Welcoming Newly Arrived Migrants with Empathy and Respect 

by Catherine Lee | February 20, 2024

When threatening phone calls started targeting his wife and daughter in September 2022, Leonardo and his family decided to leave Venezuela. Within two weeks, Leonardo, an employee of an oil company, and his wife sold all their belongings and started the treacherous journey to the United States on foot, with their 14-month-old daughter and teenage son.

In Colombia, they entered the Darién Gap, where they walked along jungle paths that quickly turned to mud on rainy days, passing dead bodies along the way. They struggled to climb steep mountains where the path was so narrow, they feared they’d fall over the edge.  

After crossing the Rio Grande into Texas, the family was bused to Washington, D.C., and referred to Catholic Charities. The agency worked with Montgomery County to move them to temporary lodging at a hotel, assisted in registering Leonardo’s son in school and the baby in an Early Head Start program, and provided first month’s rent.

By the time Leonardo and his family got to D.C., a team of Catholic Charities staffers had been working feverishly to provide services for an increasing number of migrants arriving from Texas and Arizona by creating a new Migrant Case Management Program. Catholic Charities has hired 17 new case managers, four medical assistants, five support staff, and a director and five managers for the program.

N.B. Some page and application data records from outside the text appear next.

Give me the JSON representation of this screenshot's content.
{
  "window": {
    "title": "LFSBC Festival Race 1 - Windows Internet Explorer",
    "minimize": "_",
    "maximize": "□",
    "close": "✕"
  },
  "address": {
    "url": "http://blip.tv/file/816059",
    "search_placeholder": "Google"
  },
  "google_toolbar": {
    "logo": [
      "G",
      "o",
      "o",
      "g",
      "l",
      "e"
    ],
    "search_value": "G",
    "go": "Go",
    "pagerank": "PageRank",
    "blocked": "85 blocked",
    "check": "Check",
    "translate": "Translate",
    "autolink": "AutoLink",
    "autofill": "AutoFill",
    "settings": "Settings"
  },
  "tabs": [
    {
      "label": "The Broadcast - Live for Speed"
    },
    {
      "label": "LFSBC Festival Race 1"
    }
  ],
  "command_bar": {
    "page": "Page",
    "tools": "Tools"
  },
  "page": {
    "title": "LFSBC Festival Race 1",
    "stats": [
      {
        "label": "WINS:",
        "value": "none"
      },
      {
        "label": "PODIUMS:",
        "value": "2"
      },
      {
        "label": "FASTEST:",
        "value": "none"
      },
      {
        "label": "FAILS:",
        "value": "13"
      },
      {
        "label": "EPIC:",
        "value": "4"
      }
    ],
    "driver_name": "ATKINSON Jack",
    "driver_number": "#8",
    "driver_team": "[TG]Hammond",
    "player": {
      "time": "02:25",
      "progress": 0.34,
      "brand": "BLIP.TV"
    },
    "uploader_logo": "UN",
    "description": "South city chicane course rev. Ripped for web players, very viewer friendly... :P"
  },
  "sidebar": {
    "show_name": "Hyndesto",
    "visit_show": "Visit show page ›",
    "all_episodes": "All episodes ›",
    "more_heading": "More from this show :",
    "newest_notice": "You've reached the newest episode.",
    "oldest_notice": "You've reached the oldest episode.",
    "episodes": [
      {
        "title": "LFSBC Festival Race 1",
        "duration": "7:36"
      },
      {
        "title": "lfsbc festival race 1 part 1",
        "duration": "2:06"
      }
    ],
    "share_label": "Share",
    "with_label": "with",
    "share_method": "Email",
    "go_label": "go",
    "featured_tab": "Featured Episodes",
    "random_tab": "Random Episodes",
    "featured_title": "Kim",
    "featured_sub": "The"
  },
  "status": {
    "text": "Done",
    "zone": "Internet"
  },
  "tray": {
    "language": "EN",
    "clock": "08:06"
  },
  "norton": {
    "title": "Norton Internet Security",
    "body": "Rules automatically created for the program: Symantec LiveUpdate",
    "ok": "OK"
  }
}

“The gospel teaches us to help those in need,” says Sister Sharlet Ann Wagner, CSC, executive director of the agency’s Newcomer Network. “How could we turn our backs on people who come here seeking refuge?”

For the newly arrived who plan to stay in the D.C. area, their first stop is a respite center — either in D.C. or Montgomery County — where they arrive exhausted and traumatized, with little more than the clothes they’re wearing. At the respite centers, they take showers and receive food and clothing. They need to find jobs and enroll their children in school, but they don’t speak English and typically know nothing about the area.

The Newcomer Network’s Navigator Program case managers (known as “navigators”) provide referrals to legal, health care, housing, employment and education services for individuals living in Montgomery and Prince George’s counties who have arrived in the U.S. in the past five years. The counties are home to 40 percent of the immigrants who live in the D.C. area. Two newly hired navigators are helping those who arrived on buses and are staying at the respite center or temporary lodging in Montgomery County.  

Catholic Charities case managers, who are bilingual, meet with migrants at the respite centers to do an intake and assess their needs. Treating migrants with respect and empathy, case managers “change the environment where people are living,” says Denise Capaci, executive director of Catholic Charities’ Adult and Children Clinical Services.

The case managers explain what life in the D.C. area is like, so their clients have a realistic picture of what lies ahead and can plan for the high cost of rent and child care. “Because many of our case managers were migrants themselves or the children of migrants, they’re familiar with what families are going through,” Capaci says.

From the respite center, some migrants have been moved to a hotel either in D.C. or Montgomery County that serves as a temporary shelter, where they live while looking for jobs and permanent housing. With the help of local government funding, case managers continue meeting with migrants at the hotels. 

How could we turn our backs on people who come here seeking refuge?

Sister Sharlet Ann Wagner, CSC, executive director of the Newcomer Network

A navigator case manager who immigrated from Bolivia when she was about 8, describes the work as “intense but incredibly rewarding.” She recalls working with a woman last summer who had a severe panic attack. 

After meeting with the woman in her hotel room, the case manager contacted a DC Department of Behavioral Health helpline. That night, she received a text from her client who had been taken to a psychiatric facility. Within minutes, the case manager had talked to the woman as well as a nurse at the facility. With the help of medication, the woman was able to return to work the next morning.

Sister Wagner says that when interviewing prospective case managers, Catholic Charities “isn’t necessarily looking for trained case managers. We can train them. We’re looking for people who are empathetic and have a heart for the work.”